“Can you even fathom what that is doing to females everywhere? It stunts our progress in every way that really matters. It keeps us from getting awesome grades, reaching for the coolest possible jobs, raising our hands in class, playing sports and exercising, running for political offices, loving each other and loving ourselves. And that’s not just Beauty Redefined’s take on things. Research shows us that when we live “to be looked at” in a perpetual state of self-consciousness about our looks, we are left with fewer mental and physical resources to do what can really bring happiness. We perform worse on math tests, logical reasoning tests, athletic performance, we have lower sexual assertiveness (the ability to say “no” when needed), and we are left anxious and unhappy.*” Running From Self-Objectification – Beauty Redefined
“So, in summary, BEAUTY in the world matters a lot. Beauty in the form of how you make yourself look on the day-to-day matters only insofar as you’re doing things the way you want to do them. And anything that makes you a little less freaked out about death, and/or more inclined to enjoy the full pleasures of life, matters the most. What those things are is totally up to you.
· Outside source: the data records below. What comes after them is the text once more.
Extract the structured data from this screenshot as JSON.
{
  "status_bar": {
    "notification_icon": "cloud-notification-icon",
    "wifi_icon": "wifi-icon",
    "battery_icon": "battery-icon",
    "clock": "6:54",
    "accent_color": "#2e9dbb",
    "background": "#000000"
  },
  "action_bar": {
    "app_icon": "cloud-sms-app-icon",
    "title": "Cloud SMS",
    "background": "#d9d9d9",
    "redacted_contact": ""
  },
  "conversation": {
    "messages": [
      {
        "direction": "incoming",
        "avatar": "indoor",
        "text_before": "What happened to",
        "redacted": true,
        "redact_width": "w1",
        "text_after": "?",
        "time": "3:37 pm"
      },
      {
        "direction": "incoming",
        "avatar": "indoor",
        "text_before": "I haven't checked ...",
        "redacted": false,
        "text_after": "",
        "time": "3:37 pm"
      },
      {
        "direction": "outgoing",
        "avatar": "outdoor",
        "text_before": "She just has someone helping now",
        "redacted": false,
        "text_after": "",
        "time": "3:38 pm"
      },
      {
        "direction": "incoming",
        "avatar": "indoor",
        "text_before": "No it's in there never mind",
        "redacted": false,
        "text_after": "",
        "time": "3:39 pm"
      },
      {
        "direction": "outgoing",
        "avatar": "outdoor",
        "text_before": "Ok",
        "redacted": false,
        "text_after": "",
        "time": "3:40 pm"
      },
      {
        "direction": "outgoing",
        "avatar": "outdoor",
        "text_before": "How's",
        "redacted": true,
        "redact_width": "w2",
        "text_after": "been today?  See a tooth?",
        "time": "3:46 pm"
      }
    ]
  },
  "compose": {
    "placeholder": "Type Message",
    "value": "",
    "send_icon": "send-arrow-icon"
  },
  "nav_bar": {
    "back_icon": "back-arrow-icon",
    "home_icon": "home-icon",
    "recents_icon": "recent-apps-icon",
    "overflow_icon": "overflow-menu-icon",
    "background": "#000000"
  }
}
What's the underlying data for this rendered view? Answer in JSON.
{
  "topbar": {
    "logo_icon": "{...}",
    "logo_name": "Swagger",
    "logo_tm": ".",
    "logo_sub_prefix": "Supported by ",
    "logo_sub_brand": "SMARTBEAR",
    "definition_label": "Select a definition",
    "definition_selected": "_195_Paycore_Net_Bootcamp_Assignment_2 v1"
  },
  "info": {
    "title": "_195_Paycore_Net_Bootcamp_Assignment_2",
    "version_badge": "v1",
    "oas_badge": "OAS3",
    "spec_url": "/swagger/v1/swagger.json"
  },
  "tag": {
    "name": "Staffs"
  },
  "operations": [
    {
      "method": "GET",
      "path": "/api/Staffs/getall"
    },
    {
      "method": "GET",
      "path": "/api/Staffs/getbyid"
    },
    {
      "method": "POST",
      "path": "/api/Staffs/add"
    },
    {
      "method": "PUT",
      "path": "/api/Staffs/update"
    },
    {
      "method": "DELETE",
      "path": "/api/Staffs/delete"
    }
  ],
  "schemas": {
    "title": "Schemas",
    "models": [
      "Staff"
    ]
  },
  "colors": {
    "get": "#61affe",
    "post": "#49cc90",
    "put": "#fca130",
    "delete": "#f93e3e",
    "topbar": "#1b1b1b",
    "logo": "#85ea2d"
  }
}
Basically: Find beauty wherevs! ” Oh! You Pretty Things – Rookie
“At one point I was whinging to my amazing stylist, airing my frustration that I couldn’t get my hair to look exactly the same every single day. And her response was simple, and something I’d heard many times before. But hearing it at that moment from the person who cut and styled my hair struck me. Hard.
She said, “Well, everyone has bad hair days.”” Everyone Has Bad Hair Days – Sally McGraw
“Each time we open a circle and neglect to close it, our mind is holding it somewhere. The psychological weight of all those half-finished projects and nagging should-dos add up. Who among us hasn’t felt irritable or depressed after a week of multitasking or a day when we failed to cross anything off our to-do list? When you constantly leave things unfinished, your poor brain never gets a break. It’s continually holding room for “that thing I still need to do.”” The Power of Closing Circles – Beautiful Living
“Should makes you a perfectionist. It makes you grandiose (“I am capable of achieving these impossible standards!”) even as it undercuts your self-esteem (“I did not achieve these impossible standards, thus I am a loser”). We beat ourselves up with our shoulds and because the way we treat ourselves is the way we treat others, we beat our loved ones with those shoulds as well.” creating yourself: the art of healthy boundaries – Justine Musk